## Directions
Word for word, restate the listing; omit the pictures.

## Material provided
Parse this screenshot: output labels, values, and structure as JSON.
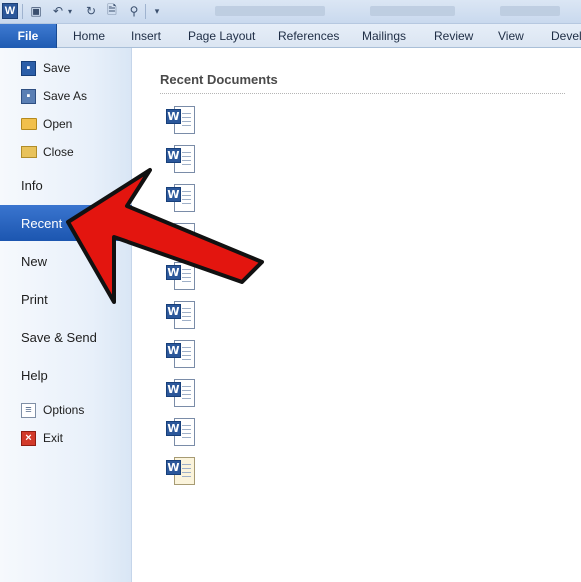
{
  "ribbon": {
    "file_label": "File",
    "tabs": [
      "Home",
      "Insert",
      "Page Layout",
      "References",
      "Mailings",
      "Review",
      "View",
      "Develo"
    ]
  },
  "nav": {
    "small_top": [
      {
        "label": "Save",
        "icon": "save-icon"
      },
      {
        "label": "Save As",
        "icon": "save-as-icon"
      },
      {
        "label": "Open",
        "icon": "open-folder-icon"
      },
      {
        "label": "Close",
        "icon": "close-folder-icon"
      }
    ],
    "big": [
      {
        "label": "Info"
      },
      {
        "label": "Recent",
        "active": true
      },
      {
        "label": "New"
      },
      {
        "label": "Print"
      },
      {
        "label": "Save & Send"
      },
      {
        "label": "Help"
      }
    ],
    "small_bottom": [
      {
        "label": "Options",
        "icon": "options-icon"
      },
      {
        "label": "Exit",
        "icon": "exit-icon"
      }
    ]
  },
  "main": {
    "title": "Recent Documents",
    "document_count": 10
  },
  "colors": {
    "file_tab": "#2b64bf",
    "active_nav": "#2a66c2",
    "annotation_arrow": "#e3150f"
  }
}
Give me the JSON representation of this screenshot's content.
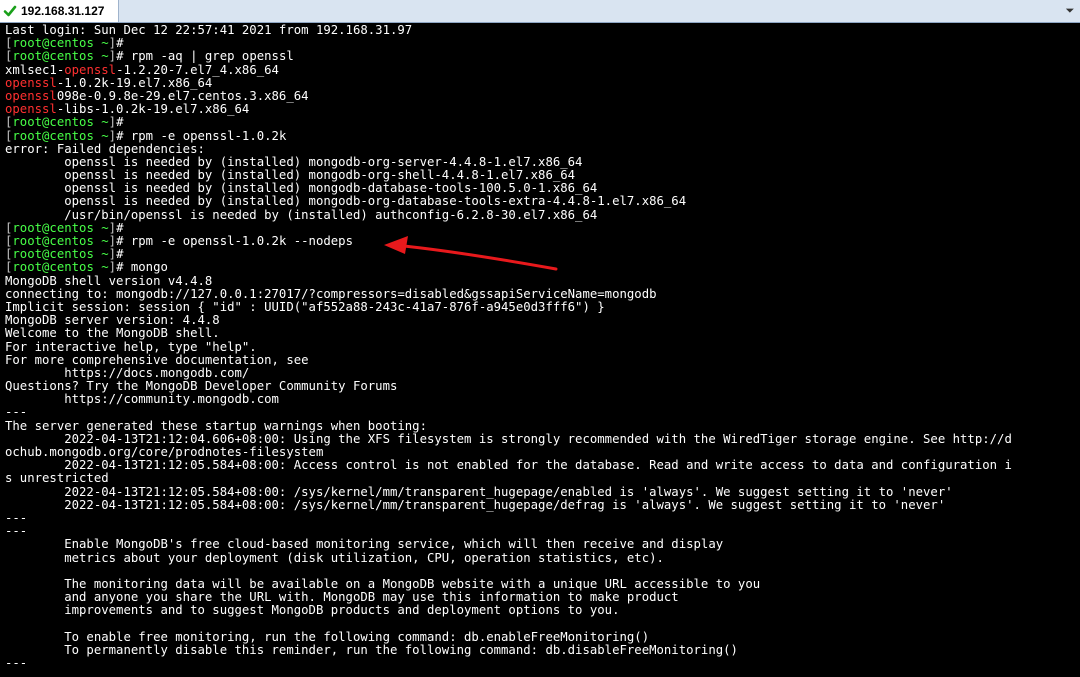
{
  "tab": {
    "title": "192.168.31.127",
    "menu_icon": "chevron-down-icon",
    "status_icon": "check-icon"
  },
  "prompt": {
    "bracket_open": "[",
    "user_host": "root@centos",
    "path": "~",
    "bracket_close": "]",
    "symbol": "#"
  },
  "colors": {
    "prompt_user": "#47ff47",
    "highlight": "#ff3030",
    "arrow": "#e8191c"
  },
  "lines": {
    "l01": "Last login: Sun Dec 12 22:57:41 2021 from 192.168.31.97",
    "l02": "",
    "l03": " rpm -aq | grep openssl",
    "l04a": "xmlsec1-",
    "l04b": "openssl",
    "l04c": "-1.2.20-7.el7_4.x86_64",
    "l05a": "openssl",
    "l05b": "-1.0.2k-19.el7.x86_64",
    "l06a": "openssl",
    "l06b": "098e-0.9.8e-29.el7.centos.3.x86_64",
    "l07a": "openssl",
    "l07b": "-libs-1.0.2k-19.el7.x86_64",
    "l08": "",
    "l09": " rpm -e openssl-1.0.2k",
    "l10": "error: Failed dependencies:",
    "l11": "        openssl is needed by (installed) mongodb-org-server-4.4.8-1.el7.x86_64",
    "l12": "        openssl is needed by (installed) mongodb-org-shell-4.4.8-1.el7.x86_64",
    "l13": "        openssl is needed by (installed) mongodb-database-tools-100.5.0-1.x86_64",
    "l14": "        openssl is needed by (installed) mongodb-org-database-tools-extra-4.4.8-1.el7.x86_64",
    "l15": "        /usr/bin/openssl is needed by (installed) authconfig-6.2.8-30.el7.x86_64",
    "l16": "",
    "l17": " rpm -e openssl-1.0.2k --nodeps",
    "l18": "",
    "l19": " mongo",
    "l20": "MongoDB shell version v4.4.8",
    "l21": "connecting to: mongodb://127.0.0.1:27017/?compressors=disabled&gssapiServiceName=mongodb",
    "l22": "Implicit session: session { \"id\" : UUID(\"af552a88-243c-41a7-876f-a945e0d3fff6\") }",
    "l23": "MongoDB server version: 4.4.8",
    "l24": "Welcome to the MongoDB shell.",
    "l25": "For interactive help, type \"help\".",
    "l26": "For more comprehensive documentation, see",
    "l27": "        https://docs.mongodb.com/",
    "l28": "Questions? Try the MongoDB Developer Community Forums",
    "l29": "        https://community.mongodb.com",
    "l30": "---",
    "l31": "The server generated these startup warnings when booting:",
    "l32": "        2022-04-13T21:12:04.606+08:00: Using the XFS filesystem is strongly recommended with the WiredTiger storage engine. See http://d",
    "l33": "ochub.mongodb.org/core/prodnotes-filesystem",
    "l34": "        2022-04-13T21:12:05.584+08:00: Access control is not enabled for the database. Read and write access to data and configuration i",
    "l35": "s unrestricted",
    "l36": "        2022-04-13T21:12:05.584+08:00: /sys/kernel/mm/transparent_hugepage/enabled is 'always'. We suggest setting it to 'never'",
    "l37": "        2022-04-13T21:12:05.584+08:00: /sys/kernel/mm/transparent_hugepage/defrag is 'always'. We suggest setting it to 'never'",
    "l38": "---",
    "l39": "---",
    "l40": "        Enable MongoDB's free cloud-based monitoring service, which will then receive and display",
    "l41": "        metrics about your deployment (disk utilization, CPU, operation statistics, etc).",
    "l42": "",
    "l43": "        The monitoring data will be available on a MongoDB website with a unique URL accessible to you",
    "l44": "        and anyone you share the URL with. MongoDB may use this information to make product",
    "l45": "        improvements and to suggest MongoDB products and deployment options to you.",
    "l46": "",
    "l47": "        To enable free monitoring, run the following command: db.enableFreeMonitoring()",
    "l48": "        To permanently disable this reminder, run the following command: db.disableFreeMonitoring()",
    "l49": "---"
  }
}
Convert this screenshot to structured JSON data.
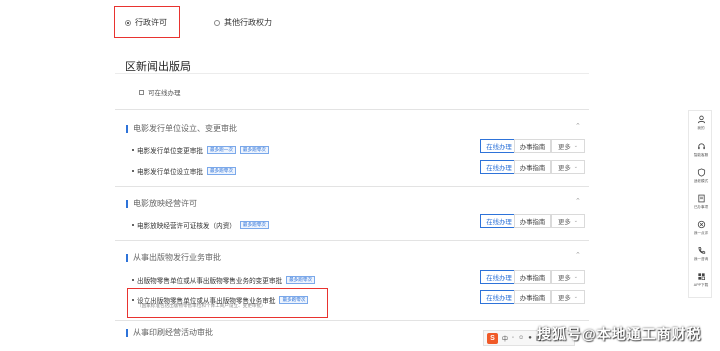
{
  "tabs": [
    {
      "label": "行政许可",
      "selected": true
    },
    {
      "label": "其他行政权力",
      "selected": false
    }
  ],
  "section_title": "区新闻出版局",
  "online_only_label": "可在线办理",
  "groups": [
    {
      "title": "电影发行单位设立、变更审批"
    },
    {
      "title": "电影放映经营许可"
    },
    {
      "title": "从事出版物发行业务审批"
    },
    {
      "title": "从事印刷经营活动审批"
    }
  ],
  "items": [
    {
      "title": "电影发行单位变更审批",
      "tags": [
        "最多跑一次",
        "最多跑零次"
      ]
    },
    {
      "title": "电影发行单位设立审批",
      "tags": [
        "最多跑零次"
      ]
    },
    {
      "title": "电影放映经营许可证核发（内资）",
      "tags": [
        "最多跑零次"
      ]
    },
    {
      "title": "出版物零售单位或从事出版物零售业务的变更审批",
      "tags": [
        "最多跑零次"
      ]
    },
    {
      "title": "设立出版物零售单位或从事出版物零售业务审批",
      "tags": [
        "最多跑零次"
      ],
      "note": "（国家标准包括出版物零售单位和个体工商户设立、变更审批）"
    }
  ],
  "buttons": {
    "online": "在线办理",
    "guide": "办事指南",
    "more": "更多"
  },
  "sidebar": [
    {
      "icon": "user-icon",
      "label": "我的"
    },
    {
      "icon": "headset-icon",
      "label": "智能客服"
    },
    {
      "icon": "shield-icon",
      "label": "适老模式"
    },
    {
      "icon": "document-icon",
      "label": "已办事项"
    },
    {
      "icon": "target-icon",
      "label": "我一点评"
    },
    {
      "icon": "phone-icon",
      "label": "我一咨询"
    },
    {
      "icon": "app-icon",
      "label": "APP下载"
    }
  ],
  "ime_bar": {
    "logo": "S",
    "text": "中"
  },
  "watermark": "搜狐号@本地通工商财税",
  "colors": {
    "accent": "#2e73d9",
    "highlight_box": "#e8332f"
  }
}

## Solution for this exercise
Parse this screenshot: output labels, values, and structure as JSON.
{
  "ribbon": {
    "file_label": "File",
    "tabs": [
      "Home",
      "Insert",
      "Page Layout",
      "References",
      "Mailings",
      "Review",
      "View",
      "Develo"
    ]
  },
  "nav": {
    "small_top": [
      {
        "label": "Save",
        "icon": "save-icon"
      },
      {
        "label": "Save As",
        "icon": "save-as-icon"
      },
      {
        "label": "Open",
        "icon": "open-folder-icon"
      },
      {
        "label": "Close",
        "icon": "close-folder-icon"
      }
    ],
    "big": [
      {
        "label": "Info"
      },
      {
        "label": "Recent",
        "active": true
      },
      {
        "label": "New"
      },
      {
        "label": "Print"
      },
      {
        "label": "Save & Send"
      },
      {
        "label": "Help"
      }
    ],
    "small_bottom": [
      {
        "label": "Options",
        "icon": "options-icon"
      },
      {
        "label": "Exit",
        "icon": "exit-icon"
      }
    ]
  },
  "main": {
    "title": "Recent Documents",
    "document_count": 10
  },
  "colors": {
    "file_tab": "#2b64bf",
    "active_nav": "#2a66c2",
    "annotation_arrow": "#e3150f"
  }
}
Give me the JSON representation of this screenshot's content.
{
  "tab": {
    "title": "192.168.31.127",
    "menu_icon": "chevron-down-icon",
    "status_icon": "check-icon"
  },
  "prompt": {
    "bracket_open": "[",
    "user_host": "root@centos",
    "path": "~",
    "bracket_close": "]",
    "symbol": "#"
  },
  "colors": {
    "prompt_user": "#47ff47",
    "highlight": "#ff3030",
    "arrow": "#e8191c"
  },
  "lines": {
    "l01": "Last login: Sun Dec 12 22:57:41 2021 from 192.168.31.97",
    "l02": "",
    "l03": " rpm -aq | grep openssl",
    "l04a": "xmlsec1-",
    "l04b": "openssl",
    "l04c": "-1.2.20-7.el7_4.x86_64",
    "l05a": "openssl",
    "l05b": "-1.0.2k-19.el7.x86_64",
    "l06a": "openssl",
    "l06b": "098e-0.9.8e-29.el7.centos.3.x86_64",
    "l07a": "openssl",
    "l07b": "-libs-1.0.2k-19.el7.x86_64",
    "l08": "",
    "l09": " rpm -e openssl-1.0.2k",
    "l10": "error: Failed dependencies:",
    "l11": "        openssl is needed by (installed) mongodb-org-server-4.4.8-1.el7.x86_64",
    "l12": "        openssl is needed by (installed) mongodb-org-shell-4.4.8-1.el7.x86_64",
    "l13": "        openssl is needed by (installed) mongodb-database-tools-100.5.0-1.x86_64",
    "l14": "        openssl is needed by (installed) mongodb-org-database-tools-extra-4.4.8-1.el7.x86_64",
    "l15": "        /usr/bin/openssl is needed by (installed) authconfig-6.2.8-30.el7.x86_64",
    "l16": "",
    "l17": " rpm -e openssl-1.0.2k --nodeps",
    "l18": "",
    "l19": " mongo",
    "l20": "MongoDB shell version v4.4.8",
    "l21": "connecting to: mongodb://127.0.0.1:27017/?compressors=disabled&gssapiServiceName=mongodb",
    "l22": "Implicit session: session { \"id\" : UUID(\"af552a88-243c-41a7-876f-a945e0d3fff6\") }",
    "l23": "MongoDB server version: 4.4.8",
    "l24": "Welcome to the MongoDB shell.",
    "l25": "For interactive help, type \"help\".",
    "l26": "For more comprehensive documentation, see",
    "l27": "        https://docs.mongodb.com/",
    "l28": "Questions? Try the MongoDB Developer Community Forums",
    "l29": "        https://community.mongodb.com",
    "l30": "---",
    "l31": "The server generated these startup warnings when booting:",
    "l32": "        2022-04-13T21:12:04.606+08:00: Using the XFS filesystem is strongly recommended with the WiredTiger storage engine. See http://d",
    "l33": "ochub.mongodb.org/core/prodnotes-filesystem",
    "l34": "        2022-04-13T21:12:05.584+08:00: Access control is not enabled for the database. Read and write access to data and configuration i",
    "l35": "s unrestricted",
    "l36": "        2022-04-13T21:12:05.584+08:00: /sys/kernel/mm/transparent_hugepage/enabled is 'always'. We suggest setting it to 'never'",
    "l37": "        2022-04-13T21:12:05.584+08:00: /sys/kernel/mm/transparent_hugepage/defrag is 'always'. We suggest setting it to 'never'",
    "l38": "---",
    "l39": "---",
    "l40": "        Enable MongoDB's free cloud-based monitoring service, which will then receive and display",
    "l41": "        metrics about your deployment (disk utilization, CPU, operation statistics, etc).",
    "l42": "",
    "l43": "        The monitoring data will be available on a MongoDB website with a unique URL accessible to you",
    "l44": "        and anyone you share the URL with. MongoDB may use this information to make product",
    "l45": "        improvements and to suggest MongoDB products and deployment options to you.",
    "l46": "",
    "l47": "        To enable free monitoring, run the following command: db.enableFreeMonitoring()",
    "l48": "        To permanently disable this reminder, run the following command: db.disableFreeMonitoring()",
    "l49": "---"
  }
}
Convert this screenshot to structured JSON data.
{
  "tabs": [
    {
      "label": "行政许可",
      "selected": true
    },
    {
      "label": "其他行政权力",
      "selected": false
    }
  ],
  "section_title": "区新闻出版局",
  "online_only_label": "可在线办理",
  "groups": [
    {
      "title": "电影发行单位设立、变更审批"
    },
    {
      "title": "电影放映经营许可"
    },
    {
      "title": "从事出版物发行业务审批"
    },
    {
      "title": "从事印刷经营活动审批"
    }
  ],
  "items": [
    {
      "title": "电影发行单位变更审批",
      "tags": [
        "最多跑一次",
        "最多跑零次"
      ]
    },
    {
      "title": "电影发行单位设立审批",
      "tags": [
        "最多跑零次"
      ]
    },
    {
      "title": "电影放映经营许可证核发（内资）",
      "tags": [
        "最多跑零次"
      ]
    },
    {
      "title": "出版物零售单位或从事出版物零售业务的变更审批",
      "tags": [
        "最多跑零次"
      ]
    },
    {
      "title": "设立出版物零售单位或从事出版物零售业务审批",
      "tags": [
        "最多跑零次"
      ],
      "note": "（国家标准包括出版物零售单位和个体工商户设立、变更审批）"
    }
  ],
  "buttons": {
    "online": "在线办理",
    "guide": "办事指南",
    "more": "更多"
  },
  "sidebar": [
    {
      "icon": "user-icon",
      "label": "我的"
    },
    {
      "icon": "headset-icon",
      "label": "智能客服"
    },
    {
      "icon": "shield-icon",
      "label": "适老模式"
    },
    {
      "icon": "document-icon",
      "label": "已办事项"
    },
    {
      "icon": "target-icon",
      "label": "我一点评"
    },
    {
      "icon": "phone-icon",
      "label": "我一咨询"
    },
    {
      "icon": "app-icon",
      "label": "APP下载"
    }
  ],
  "ime_bar": {
    "logo": "S",
    "text": "中"
  },
  "watermark": "搜狐号@本地通工商财税",
  "colors": {
    "accent": "#2e73d9",
    "highlight_box": "#e8332f"
  }
}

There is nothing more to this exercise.